▶ _Task prompt_: Where a line of the records holds the string "text", copy that line.

▶ _Data_:
*** Block opens ***

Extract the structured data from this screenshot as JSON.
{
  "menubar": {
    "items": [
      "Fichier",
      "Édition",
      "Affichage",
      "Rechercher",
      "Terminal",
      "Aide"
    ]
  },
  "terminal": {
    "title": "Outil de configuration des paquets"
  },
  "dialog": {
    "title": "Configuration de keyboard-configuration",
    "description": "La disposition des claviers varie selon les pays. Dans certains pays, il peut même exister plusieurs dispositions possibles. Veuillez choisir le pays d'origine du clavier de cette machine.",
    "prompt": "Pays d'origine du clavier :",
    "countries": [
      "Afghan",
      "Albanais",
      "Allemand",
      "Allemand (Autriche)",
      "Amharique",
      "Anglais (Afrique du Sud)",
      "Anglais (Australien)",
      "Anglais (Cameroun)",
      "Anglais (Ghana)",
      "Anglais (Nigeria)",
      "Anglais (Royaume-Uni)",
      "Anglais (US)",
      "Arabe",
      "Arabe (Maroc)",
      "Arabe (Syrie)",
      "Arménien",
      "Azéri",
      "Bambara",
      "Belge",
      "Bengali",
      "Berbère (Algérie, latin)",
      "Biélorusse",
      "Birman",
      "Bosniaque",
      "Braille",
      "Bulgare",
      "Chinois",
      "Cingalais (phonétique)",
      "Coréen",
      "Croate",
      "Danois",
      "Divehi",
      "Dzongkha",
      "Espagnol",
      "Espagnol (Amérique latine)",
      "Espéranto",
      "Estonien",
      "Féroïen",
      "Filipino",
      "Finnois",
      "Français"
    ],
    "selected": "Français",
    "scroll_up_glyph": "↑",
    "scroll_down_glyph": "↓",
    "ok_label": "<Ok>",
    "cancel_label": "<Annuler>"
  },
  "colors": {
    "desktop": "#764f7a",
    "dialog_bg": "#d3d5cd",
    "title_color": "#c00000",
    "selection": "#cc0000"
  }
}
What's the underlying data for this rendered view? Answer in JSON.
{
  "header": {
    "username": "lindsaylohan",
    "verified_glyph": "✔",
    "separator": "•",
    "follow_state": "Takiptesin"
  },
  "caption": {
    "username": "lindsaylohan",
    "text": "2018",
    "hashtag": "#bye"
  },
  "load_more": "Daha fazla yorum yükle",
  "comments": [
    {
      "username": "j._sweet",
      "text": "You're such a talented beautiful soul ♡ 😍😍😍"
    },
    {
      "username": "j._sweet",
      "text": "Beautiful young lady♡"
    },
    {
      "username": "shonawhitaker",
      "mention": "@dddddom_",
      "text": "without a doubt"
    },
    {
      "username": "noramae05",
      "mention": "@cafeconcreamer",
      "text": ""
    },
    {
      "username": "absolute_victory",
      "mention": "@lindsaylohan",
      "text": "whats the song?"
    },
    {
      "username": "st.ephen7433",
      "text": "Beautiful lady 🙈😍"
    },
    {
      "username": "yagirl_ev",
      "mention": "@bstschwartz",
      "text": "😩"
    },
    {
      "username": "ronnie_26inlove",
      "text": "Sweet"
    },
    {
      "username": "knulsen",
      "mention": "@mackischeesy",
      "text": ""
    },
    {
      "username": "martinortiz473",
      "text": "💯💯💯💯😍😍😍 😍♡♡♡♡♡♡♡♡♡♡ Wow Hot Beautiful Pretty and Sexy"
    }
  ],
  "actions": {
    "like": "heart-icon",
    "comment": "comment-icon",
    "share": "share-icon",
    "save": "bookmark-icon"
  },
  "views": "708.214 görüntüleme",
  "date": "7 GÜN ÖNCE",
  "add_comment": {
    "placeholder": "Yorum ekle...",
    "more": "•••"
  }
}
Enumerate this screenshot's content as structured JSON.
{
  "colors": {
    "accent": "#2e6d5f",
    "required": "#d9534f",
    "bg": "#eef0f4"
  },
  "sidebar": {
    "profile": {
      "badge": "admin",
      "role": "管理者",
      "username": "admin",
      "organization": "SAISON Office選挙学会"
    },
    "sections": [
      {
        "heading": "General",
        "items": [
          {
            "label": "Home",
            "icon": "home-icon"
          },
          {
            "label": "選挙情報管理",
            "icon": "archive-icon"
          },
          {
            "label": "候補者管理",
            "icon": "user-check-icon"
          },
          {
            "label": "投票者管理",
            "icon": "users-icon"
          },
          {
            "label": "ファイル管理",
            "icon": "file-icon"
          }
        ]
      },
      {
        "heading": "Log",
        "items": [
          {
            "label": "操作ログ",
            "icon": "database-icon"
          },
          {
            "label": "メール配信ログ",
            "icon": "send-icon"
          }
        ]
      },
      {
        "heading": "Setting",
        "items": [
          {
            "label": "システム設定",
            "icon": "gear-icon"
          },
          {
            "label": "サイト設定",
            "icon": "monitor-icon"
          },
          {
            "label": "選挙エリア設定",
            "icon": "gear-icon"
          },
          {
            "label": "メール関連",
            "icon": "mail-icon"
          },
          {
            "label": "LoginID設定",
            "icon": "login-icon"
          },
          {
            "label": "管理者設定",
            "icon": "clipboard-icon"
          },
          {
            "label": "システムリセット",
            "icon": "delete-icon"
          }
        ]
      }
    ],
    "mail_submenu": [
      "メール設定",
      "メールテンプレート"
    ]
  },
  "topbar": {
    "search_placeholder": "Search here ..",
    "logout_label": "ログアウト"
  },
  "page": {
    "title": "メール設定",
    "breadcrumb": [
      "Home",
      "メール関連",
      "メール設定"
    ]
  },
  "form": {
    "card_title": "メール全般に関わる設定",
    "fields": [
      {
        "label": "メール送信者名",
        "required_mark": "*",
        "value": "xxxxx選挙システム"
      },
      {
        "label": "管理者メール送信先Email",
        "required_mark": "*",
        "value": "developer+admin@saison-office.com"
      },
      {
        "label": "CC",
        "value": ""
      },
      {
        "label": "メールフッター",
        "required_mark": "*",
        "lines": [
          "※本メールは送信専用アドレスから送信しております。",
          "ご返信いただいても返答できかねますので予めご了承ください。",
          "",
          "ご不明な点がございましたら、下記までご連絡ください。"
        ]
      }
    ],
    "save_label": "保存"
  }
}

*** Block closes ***

▶ _Finished exercise_:
    "text": "2018",
      "text": "You're such a talented beautiful soul ♡ 😍😍😍"
      "text": "Beautiful young lady♡"
      "text": "without a doubt"
      "text": ""
      "text": "whats the song?"
      "text": "Beautiful lady 🙈😍"
      "text": "😩"
      "text": "Sweet"
      "text": ""
      "text": "💯💯💯💯😍😍😍 😍♡♡♡♡♡♡♡♡♡♡ Wow Hot Beautiful Pretty and Sexy"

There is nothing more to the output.